A human rights campaigner is welcoming the Foreign Office's intervention in the case of two Yorkshire drug mules sentenced to death in Indonesia.
Minister Baroness Warsi has asked the Indonesian justice minister to allow Lindsay Sandiford who grew up in Bridlington, and Gareth Cashmore, from Wakefield to be sent to serve out their sentences in the UK. They were convicted of smuggling 14lbs of Crystal Meth last year.
Sandra Gregory was given the death sentence in 1993, but was later pardoned, after being caught with Heroin in Thailand.
Two convicted drug smugglers from Yorkshire, including a grandmother, who are facing execution in the Far East, have been given new hope of escaping the death penalty. The Government is in talks which could see their lives being spared. Tina Gelder's report contains flash photography.

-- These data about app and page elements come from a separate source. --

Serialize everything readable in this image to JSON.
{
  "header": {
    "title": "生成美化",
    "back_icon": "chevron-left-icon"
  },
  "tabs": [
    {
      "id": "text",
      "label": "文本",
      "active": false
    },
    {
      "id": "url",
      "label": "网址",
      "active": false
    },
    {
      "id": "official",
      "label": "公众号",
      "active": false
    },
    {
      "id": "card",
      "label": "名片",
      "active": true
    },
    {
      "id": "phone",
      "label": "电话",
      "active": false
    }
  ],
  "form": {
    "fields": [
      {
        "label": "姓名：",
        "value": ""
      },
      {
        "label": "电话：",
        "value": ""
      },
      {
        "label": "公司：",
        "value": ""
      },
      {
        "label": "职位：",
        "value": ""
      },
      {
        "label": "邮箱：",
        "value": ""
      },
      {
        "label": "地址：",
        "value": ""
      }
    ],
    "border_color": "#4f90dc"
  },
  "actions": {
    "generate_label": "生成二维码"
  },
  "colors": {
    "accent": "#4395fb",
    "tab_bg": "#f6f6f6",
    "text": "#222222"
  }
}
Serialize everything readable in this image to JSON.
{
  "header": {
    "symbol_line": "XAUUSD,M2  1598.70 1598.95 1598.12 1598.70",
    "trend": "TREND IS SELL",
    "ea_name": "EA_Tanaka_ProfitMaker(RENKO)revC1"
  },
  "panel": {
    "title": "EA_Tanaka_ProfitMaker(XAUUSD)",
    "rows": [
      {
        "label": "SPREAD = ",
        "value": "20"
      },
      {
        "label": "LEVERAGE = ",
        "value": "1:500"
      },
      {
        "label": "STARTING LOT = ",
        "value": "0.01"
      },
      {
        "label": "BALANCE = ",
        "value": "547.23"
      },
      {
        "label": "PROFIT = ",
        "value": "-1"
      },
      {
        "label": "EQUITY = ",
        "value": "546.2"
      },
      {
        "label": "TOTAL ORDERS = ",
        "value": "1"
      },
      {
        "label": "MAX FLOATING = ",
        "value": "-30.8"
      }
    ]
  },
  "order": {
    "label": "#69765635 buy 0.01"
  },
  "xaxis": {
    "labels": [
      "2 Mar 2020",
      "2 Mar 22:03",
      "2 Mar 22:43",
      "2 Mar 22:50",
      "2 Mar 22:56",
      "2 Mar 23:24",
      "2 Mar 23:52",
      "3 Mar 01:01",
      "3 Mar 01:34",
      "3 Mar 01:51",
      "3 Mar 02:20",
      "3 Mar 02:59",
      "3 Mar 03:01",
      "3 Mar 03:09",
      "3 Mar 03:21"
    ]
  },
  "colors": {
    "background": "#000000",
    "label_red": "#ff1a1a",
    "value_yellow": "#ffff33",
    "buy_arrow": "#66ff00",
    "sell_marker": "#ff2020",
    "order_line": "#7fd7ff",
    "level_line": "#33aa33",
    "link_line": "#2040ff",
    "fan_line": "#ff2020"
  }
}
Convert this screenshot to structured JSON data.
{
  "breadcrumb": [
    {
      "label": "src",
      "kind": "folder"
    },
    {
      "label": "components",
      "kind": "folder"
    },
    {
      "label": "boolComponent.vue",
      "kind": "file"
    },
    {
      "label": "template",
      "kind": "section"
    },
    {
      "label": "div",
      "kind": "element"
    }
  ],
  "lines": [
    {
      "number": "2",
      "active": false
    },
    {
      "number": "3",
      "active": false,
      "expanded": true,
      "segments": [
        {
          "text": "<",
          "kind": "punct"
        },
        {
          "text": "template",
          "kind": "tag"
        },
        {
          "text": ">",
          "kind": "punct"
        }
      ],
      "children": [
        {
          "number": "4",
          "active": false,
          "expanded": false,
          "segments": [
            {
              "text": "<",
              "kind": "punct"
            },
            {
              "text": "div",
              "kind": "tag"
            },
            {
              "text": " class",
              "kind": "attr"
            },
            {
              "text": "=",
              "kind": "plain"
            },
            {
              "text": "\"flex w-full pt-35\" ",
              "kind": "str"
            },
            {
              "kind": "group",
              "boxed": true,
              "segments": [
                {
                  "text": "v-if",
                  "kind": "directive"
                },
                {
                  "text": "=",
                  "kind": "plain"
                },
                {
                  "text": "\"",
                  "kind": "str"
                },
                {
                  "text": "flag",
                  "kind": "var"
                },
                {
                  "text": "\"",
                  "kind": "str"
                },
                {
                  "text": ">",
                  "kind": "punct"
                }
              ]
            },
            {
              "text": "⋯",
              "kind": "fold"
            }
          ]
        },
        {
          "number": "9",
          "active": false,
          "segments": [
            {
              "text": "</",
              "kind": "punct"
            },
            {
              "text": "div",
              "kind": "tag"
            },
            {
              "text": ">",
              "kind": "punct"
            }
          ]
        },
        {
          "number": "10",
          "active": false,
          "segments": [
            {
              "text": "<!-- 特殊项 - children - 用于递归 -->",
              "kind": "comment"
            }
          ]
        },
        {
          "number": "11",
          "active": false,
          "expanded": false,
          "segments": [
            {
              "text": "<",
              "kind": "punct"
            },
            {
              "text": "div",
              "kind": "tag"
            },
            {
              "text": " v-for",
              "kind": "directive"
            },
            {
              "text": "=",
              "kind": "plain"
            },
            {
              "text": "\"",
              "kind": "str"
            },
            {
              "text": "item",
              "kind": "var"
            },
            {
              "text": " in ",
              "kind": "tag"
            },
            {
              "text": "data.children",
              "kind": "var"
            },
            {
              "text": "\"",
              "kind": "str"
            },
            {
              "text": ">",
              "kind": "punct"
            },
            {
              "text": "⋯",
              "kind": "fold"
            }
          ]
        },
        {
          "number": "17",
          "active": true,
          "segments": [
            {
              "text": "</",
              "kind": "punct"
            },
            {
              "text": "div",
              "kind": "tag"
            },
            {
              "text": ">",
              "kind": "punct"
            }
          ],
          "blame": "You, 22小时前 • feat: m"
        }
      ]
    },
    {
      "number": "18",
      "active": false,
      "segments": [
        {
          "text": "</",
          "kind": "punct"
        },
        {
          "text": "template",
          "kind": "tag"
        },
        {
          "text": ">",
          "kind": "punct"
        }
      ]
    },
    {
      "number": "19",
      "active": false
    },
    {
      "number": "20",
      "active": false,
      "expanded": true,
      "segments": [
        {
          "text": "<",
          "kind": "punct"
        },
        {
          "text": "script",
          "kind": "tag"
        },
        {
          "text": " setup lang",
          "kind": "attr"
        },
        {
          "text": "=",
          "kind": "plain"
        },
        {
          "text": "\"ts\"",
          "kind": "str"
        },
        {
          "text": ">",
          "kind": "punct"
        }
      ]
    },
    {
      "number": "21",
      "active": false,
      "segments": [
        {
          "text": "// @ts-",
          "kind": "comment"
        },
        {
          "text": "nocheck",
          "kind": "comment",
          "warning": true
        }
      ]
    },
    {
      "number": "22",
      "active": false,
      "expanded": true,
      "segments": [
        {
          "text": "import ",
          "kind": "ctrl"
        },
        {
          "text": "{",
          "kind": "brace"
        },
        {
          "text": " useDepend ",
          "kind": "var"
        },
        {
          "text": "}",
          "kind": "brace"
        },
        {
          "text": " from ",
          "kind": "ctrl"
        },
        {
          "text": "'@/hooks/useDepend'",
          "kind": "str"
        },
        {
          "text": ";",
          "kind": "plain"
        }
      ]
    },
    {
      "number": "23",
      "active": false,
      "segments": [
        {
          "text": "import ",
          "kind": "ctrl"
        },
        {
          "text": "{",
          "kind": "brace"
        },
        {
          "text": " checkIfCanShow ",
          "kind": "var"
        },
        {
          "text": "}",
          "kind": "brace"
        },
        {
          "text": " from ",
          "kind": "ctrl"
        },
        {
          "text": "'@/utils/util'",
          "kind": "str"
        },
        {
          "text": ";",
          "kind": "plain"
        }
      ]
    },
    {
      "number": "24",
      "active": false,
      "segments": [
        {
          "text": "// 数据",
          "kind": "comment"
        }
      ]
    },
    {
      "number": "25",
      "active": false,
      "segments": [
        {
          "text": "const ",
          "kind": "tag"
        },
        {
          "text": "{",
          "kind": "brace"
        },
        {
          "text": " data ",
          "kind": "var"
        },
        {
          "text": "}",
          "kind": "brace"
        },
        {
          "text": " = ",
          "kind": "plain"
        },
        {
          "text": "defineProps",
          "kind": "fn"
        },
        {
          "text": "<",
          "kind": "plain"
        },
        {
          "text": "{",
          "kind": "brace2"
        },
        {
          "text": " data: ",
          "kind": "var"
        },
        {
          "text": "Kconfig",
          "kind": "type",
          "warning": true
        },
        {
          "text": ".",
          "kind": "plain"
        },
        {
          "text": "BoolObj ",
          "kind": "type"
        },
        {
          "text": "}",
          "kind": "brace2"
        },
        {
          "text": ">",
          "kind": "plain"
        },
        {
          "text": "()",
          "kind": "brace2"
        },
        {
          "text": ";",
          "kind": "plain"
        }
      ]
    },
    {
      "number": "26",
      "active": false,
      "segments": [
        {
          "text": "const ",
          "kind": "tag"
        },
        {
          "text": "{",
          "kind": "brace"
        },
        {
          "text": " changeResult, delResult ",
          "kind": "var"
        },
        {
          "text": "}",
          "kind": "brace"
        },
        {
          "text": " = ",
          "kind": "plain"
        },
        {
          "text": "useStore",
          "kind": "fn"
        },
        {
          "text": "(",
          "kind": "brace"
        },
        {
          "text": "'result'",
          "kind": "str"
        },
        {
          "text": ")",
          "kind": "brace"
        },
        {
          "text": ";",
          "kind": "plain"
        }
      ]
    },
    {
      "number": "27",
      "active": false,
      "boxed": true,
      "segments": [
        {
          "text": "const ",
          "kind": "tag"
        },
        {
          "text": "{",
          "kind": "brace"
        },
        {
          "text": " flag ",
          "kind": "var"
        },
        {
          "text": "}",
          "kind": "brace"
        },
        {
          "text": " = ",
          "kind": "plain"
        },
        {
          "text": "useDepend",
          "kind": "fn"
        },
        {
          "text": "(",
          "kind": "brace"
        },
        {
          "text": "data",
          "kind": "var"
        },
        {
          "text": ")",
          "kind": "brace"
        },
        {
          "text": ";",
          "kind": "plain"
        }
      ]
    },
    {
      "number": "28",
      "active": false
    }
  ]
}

The Foreign Office has confirmed that foreign office Minister Baroness Warsi has raised the issue of Lindsay Sandiford with the Indonesian president.
Their discussions have resulted in reports that two governments may strike a prisoner exchange deal which could free the 56 year old from the death penalty for drug smuggling.
We are aware that Lindsay Sandiford is facing the death penalty in Indonesia. We strongly object to the death penalty and continue to provide consular assistance to Lindsay and her family during this difficult time.
We have made repeated representations to the Indonesia authorities and Baroness Warsi raised Lindsay Sandiford’s case with Amir Syamsuddin, Indonesian Minister of Law and Human Rights on 30 July 2013 ”
The Mail on Sunday is reporting that Redcar woman Lindsay Sandiford, who's currently on death row in Bali for smuggling cocaine onto the island, could be returned to Britain to complete her jail term if a prisoner 'swap' deal goes is agreed.
It's reported that the move depends on whether the Indonesian and British Governments agree to swap Mrs Sandiford and another British prisoner for a suspect wanted by the Indonesians who currently lives in the UK. The suspect would be extradited.
If the agreement goes ahead, then Mrs Sandiford would avoid death by firing squad. She was sentenced to death after she was caught smuggling £1.6 million pounds worth of cocaine into Bail airport last year.
Meanwhile, Mrs Sandiford is currently awaiting the decision of her third and final appeal to the Indonesian supreme court to have the death penalty overturned. The outcome of that ruling is expected in October.
If the court refuses to overturn the sentence, then Mrs Sandiford's only hope would be a reprieve from the Indonesian president himself, a move which would be highly unusual.